A new Christmas tradition is adding glow to the holiday season in Tonopah.
The inaugural Festival of Trees debuted Dec. 11 in the Tonopah Convention Center, where nearly 20 Christmas trees, of all sizes and designs were featured.
“We invited the community to come out and decorate the trees and make the community magical,” coordinator Deb Cobb said as she stood among the illuminated trees inside the darkened convention center’s large room.
“This is the first time we have ever done this in Tonopah so we are looking forward to this becoming a tradition,” Cobb said. “Why not be magical at Christmastime? Why can’t it be magical for our kids and families and make them feel warm, no matter where they are.”
The Festival of Trees, a free family-oriented event, was spearheaded by the Community Youth Advisory Council and Central Nevada Grange.
It was a chance for various groups, businesses, families and others to create their own unique Christmas trees for public display.
“We had everything from the Rotary to the Salvation Army to the schools, PIC/SolarReserve, the Historic Mining Park, Tonopah Justice Court, Renown Medical Group, the Tonopah High School (varsity girls) basketball team,” Cobb said.
The list also included private individuals and businesses, the town of Tonopah, Cobb’s family farm and groups such as the Tonopah Preschool, 4-H in Round Mountain and WestCare.
“Multiple people,” she said. “They all decorated them, too, made the decorations to a theme they wanted to show here.”
Though the Festival of Trees spanned four hours from 3 p.m. to 7 p.m., participants arrived at 10 a.m. to start decorating.
“It’s really amazing,” said Layla Ramirez, 14, of Tonopah, part of the Community Youth Advisory Council. “It’s magical. There are so many trees, it’s so beautiful.”
She was impressed by “seeing all the parents and kids, seeing the community come together to look at all the beautiful trees.”
Multiple tree themes

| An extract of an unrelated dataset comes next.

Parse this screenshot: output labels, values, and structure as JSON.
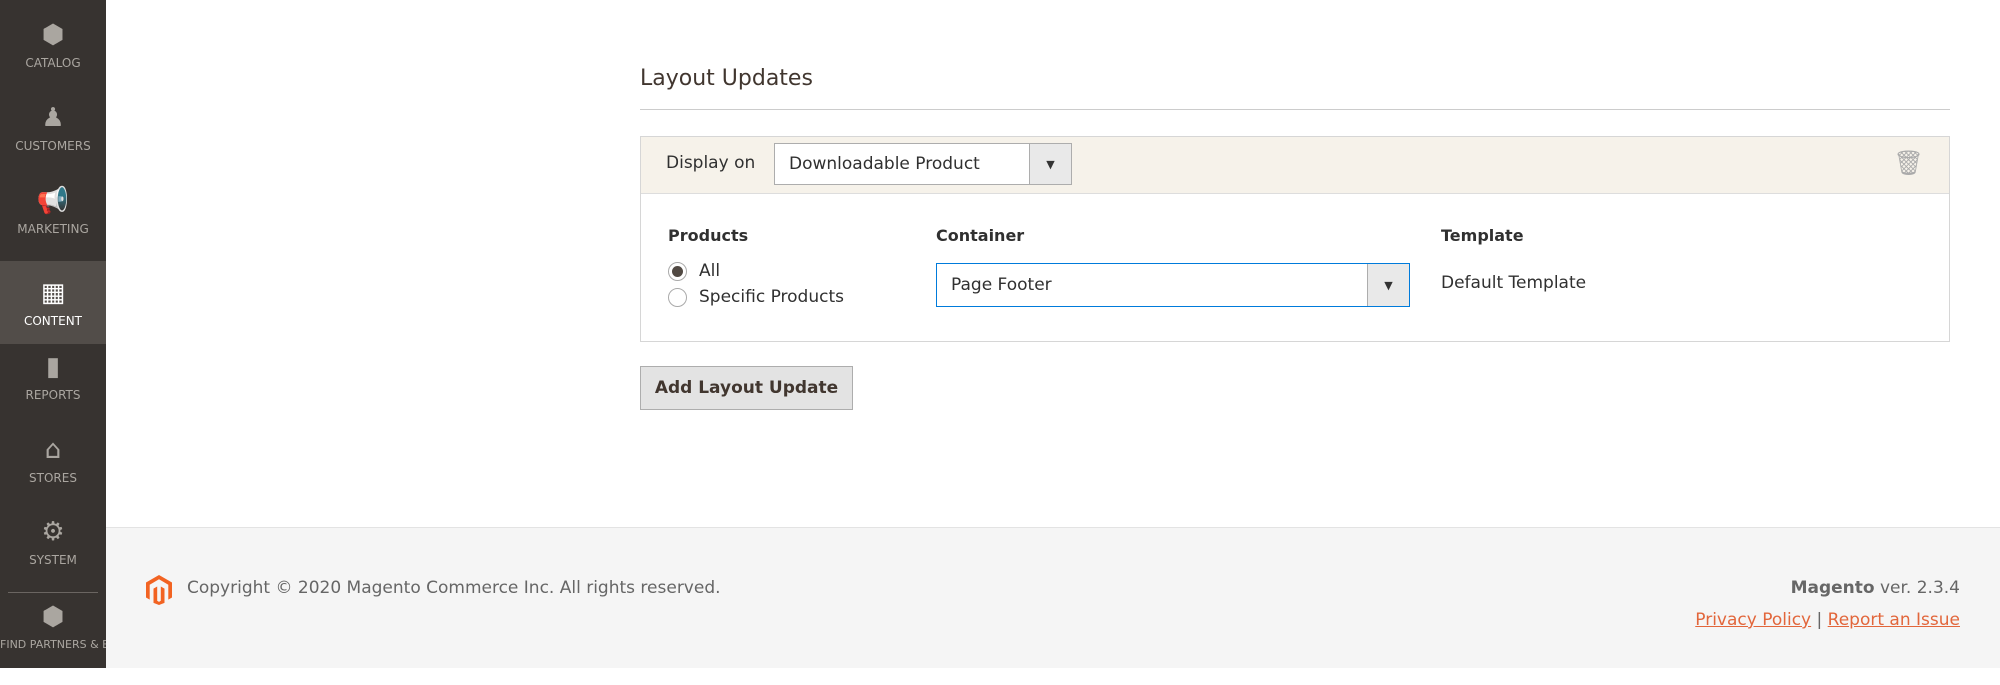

A tree festival Cobb attended in Atlanta helped inspire the Tonopah event, which included Christmas songs performed by Tonopah Middle School students, a children’s Christmas story time and recorded Christmas music.
For those who could not attend, Cobb provided tree descriptions to the Times-Bonanza as she stood among them.
Ayers Creations, for example, displayed a tree with Western-themed decorations. Renown’s tree featured the health provider’s purple and gold colors. The Cobb family farm’s tree featured traditional sagebrush in Nevada colors of blue and silver.
Nearby was “a traditional English tree that you’d see in England from the olden days,” Cobb said. “It was always the gold and the greens and reds.”
“We have the Tonopah Middle School Student Council,” Cobb said. “They did it as a school. They’ve got rulers and apples on their tree to talk about their school stuff.”
Tonopah High School’s girls basketball team brought a sports theme to its tree. “All of the kids painted orange balls to make basketballs. All the decorations they made themselves.”
Scolari’s Food &Drug, Tonopah’s only grocery store, showcased two trees.
“They have all different types of food on their tree, and the other Scolari’s tree is honoring our troops,” Cobb said. “It’s red, white and blue, completely all the way down and supporting our local heroes in our town.”
She described the PIC/SolarReserve entry as an “amazing tree.”
“The decorations are ornaments with seeds in them so that they can take them off their tree and go plant them, and they’ll grow shrubbery that is native to this area. So their tree is all about putting back into the earth.”
The tree from the Best Western Hi-Desert Inn is really cute, Cobb said.
“If you look over there, it’s all about having a sweet tooth. We’ve got gingerbread and lollipops, and it’s all about candy and sweets and Christmas delights.”
In a Facebook post, town staffer Shari Bombard described the Christmas tree from Tonopah’s Historic Mining Park.
“It’s a Historic Tonopah tree,” she wrote. “There are 10 framed photos of Tonopah, with dates varying from 1900-1917, rusted ornaments, and a rock tree skirt with rocks from the Mining Park. Special thanks to Tonopah resident Cindy Zimmerman for all her help with the crafting part! She is amazing!”
Bolstering those in need
By creating the trees, participants also helped others in the community.
“We are going to have a silent auction to start a Tonopah disaster fund for the less fortunate people,” Cobb said. “The disaster fund will help people maybe who are ill, maybe help them get gas cards so they can get medical treatment or help get to a family member. All of the proceeds go to that. Everybody here is on board with that.”
The silent auction featured the trees themselves with all but about three donated to raise funds for the Tonopah disaster fund.
“They take the whole tree home with them, decorated and everything,” Cobb said of successful silent auction bidders. “Most of these trees have $100 to $150 invested in the trees so these groups and private people have donated them and helped to raise money.”
Contact reporter David Jacobs at firstname.lastname@example.org